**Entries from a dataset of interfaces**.
┄┄┄┄┄┄┄┄┄┄┄┄┄┄┄┄┄┄┄┄

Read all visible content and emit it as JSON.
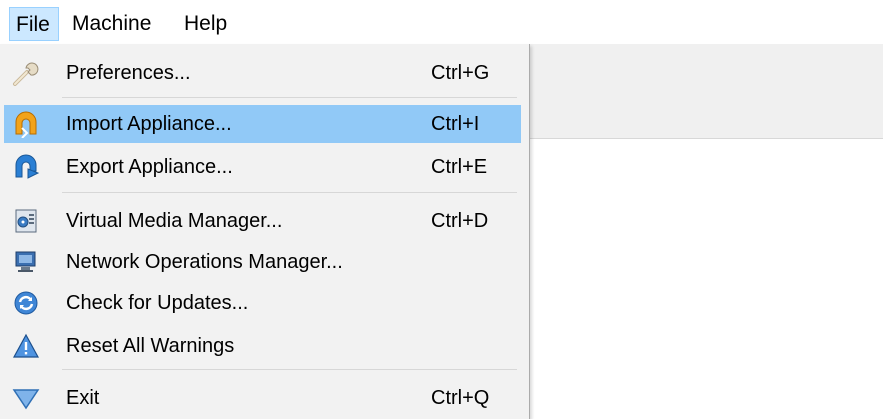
{
  "menubar": {
    "items": [
      {
        "label": "File"
      },
      {
        "label": "Machine"
      },
      {
        "label": "Help"
      }
    ]
  },
  "file_menu": {
    "items": [
      {
        "label": "Preferences...",
        "shortcut": "Ctrl+G",
        "icon": "wrench-icon"
      },
      {
        "label": "Import Appliance...",
        "shortcut": "Ctrl+I",
        "icon": "import-appliance-icon",
        "highlighted": true
      },
      {
        "label": "Export Appliance...",
        "shortcut": "Ctrl+E",
        "icon": "export-appliance-icon"
      },
      {
        "label": "Virtual Media Manager...",
        "shortcut": "Ctrl+D",
        "icon": "media-manager-icon"
      },
      {
        "label": "Network Operations Manager...",
        "shortcut": "",
        "icon": "network-monitor-icon"
      },
      {
        "label": "Check for Updates...",
        "shortcut": "",
        "icon": "refresh-icon"
      },
      {
        "label": "Reset All Warnings",
        "shortcut": "",
        "icon": "warning-icon"
      },
      {
        "label": "Exit",
        "shortcut": "Ctrl+Q",
        "icon": "exit-triangle-icon"
      }
    ]
  },
  "colors": {
    "menubar_active_bg": "#cce8ff",
    "menu_bg": "#f2f2f2",
    "menu_highlight": "#91c9f7",
    "icon_orange": "#f2a31b",
    "icon_blue": "#2a7fd4"
  }
}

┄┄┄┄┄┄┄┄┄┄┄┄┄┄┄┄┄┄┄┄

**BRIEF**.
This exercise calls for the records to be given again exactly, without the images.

**RESPONSE**.
Read all visible content and emit it as JSON.
{
  "menubar": {
    "items": [
      {
        "label": "File"
      },
      {
        "label": "Machine"
      },
      {
        "label": "Help"
      }
    ]
  },
  "file_menu": {
    "items": [
      {
        "label": "Preferences...",
        "shortcut": "Ctrl+G",
        "icon": "wrench-icon"
      },
      {
        "label": "Import Appliance...",
        "shortcut": "Ctrl+I",
        "icon": "import-appliance-icon",
        "highlighted": true
      },
      {
        "label": "Export Appliance...",
        "shortcut": "Ctrl+E",
        "icon": "export-appliance-icon"
      },
      {
        "label": "Virtual Media Manager...",
        "shortcut": "Ctrl+D",
        "icon": "media-manager-icon"
      },
      {
        "label": "Network Operations Manager...",
        "shortcut": "",
        "icon": "network-monitor-icon"
      },
      {
        "label": "Check for Updates...",
        "shortcut": "",
        "icon": "refresh-icon"
      },
      {
        "label": "Reset All Warnings",
        "shortcut": "",
        "icon": "warning-icon"
      },
      {
        "label": "Exit",
        "shortcut": "Ctrl+Q",
        "icon": "exit-triangle-icon"
      }
    ]
  },
  "colors": {
    "menubar_active_bg": "#cce8ff",
    "menu_bg": "#f2f2f2",
    "menu_highlight": "#91c9f7",
    "icon_orange": "#f2a31b",
    "icon_blue": "#2a7fd4"
  }
}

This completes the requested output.